Em meio ao mistério de uma obra inacabada, o blog lançou a sua dúvida na rede e perguntou aos internautas se teriam alguma pista para passar à reportagem. Essse “chamado aberto” aos leitores é conhecido como crowdsourcing, em uma ideia de que o coletivo pode resultar em informações mais precisas.

A prática, claro, ganhou força com a internet. Um dos exemplos mais expressivos é o do jornal The Guardian, que publicou em seu site 458.832 documentos com os gastos dos parlamentares britânicos. Até a tarde desta terça, dia 18, 24.603 internautas já garimparam 215.503 papéis.

Em Zero Hora, você pode já ter percebido esses convites ao público há um tempo — um dos mais recentes, foi o chamado no Twitter (@zerohora) sobre a passagem do Sucatão pelo céu porto-alegrense, no domingo. As respostas dos leitores ganharam espaço na Reportagem Especial da segunda-feira passada.

Com mais de 1,6 mil acessos e 28 palpites no post — dos que sugeriam ser uma obra da Bienal do Mercosul aos ciclistas e pedestres que disputam lugar na via para bicicletas devido à falta de calçada no local —, o ZH Zona Sul realizou uma segunda rodada de ligações, mas o mistério permanece.

Aliás, se tiver uma dica, mande um e-mail para zonasul@zerohora.com.br. Afinal, esse post também é um chamado aberto.

* Melissa Becker, repórter dos cadernos de Bairros da Zero Hora

On the road

Writing on "freeway"- Photo: Diego Vara

Working on the road - Photo: Diego Vara

coverit

 

For the first time, I used CoverItLive in a coverage for Zero Hora, sharing the task with a colleague. Paulo was at the newsroom, and I reported from one of the main roads to the coast of my State (the “Freeway”). Monday is a bank holiday here in Brazil, so a big traffic jam was expected on Friday night. 
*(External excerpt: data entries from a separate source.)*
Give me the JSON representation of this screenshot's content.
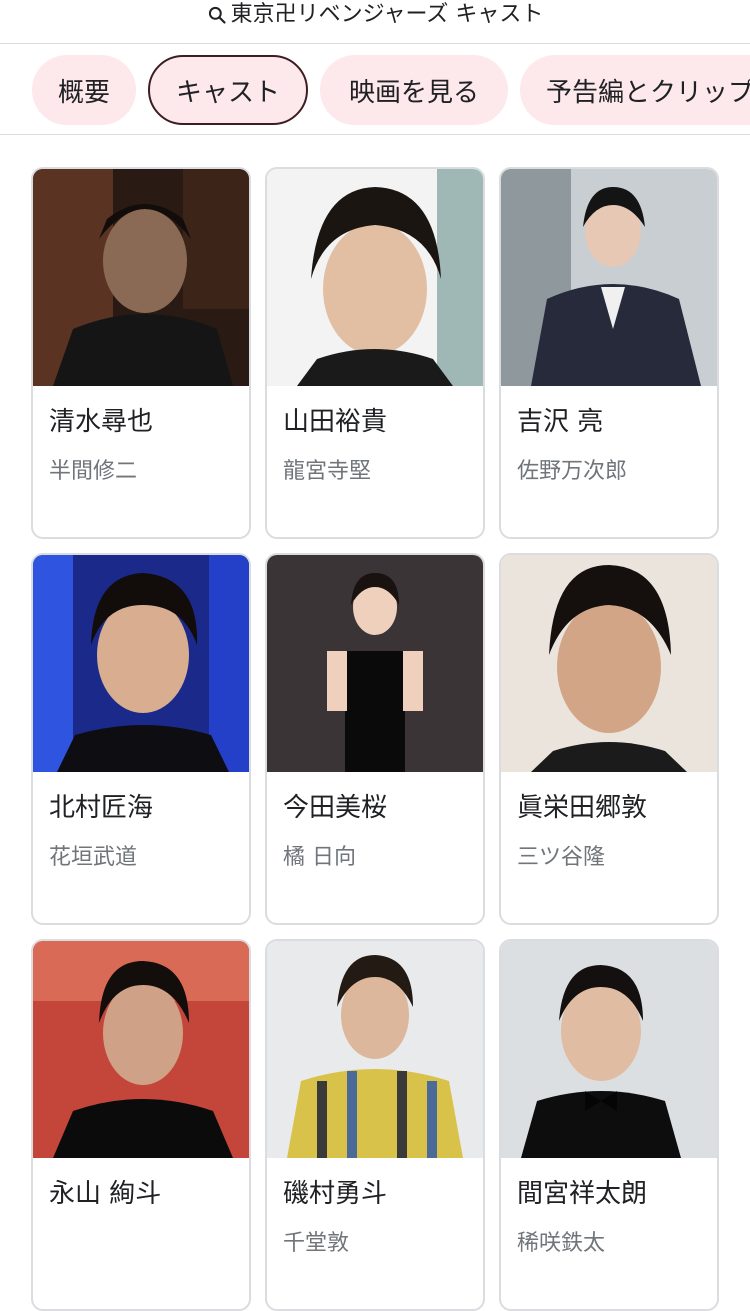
{
  "search": {
    "query": "東京卍リベンジャーズ キャスト"
  },
  "tabs": [
    {
      "label": "概要",
      "active": false
    },
    {
      "label": "キャスト",
      "active": true
    },
    {
      "label": "映画を見る",
      "active": false
    },
    {
      "label": "予告編とクリップ",
      "active": false
    }
  ],
  "cast": [
    {
      "name": "清水尋也",
      "role": "半間修二"
    },
    {
      "name": "山田裕貴",
      "role": "龍宮寺堅"
    },
    {
      "name": "吉沢 亮",
      "role": "佐野万次郎"
    },
    {
      "name": "北村匠海",
      "role": "花垣武道"
    },
    {
      "name": "今田美桜",
      "role": "橘 日向"
    },
    {
      "name": "眞栄田郷敦",
      "role": "三ツ谷隆"
    },
    {
      "name": "永山 絢斗",
      "role": ""
    },
    {
      "name": "磯村勇斗",
      "role": "千堂敦"
    },
    {
      "name": "間宮祥太朗",
      "role": "稀咲鉄太"
    }
  ],
  "colors": {
    "chip_bg": "#fde8ec",
    "chip_active_border": "#3c1e22",
    "secondary_text": "#70757a",
    "divider": "#dadce0"
  }
}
We added informations like if there’re too many cars, about some crashes, how to avoid them and answering user’s questions (check the result). CoverItLive is very easy to use. For the next coverage, some tips about live blogging.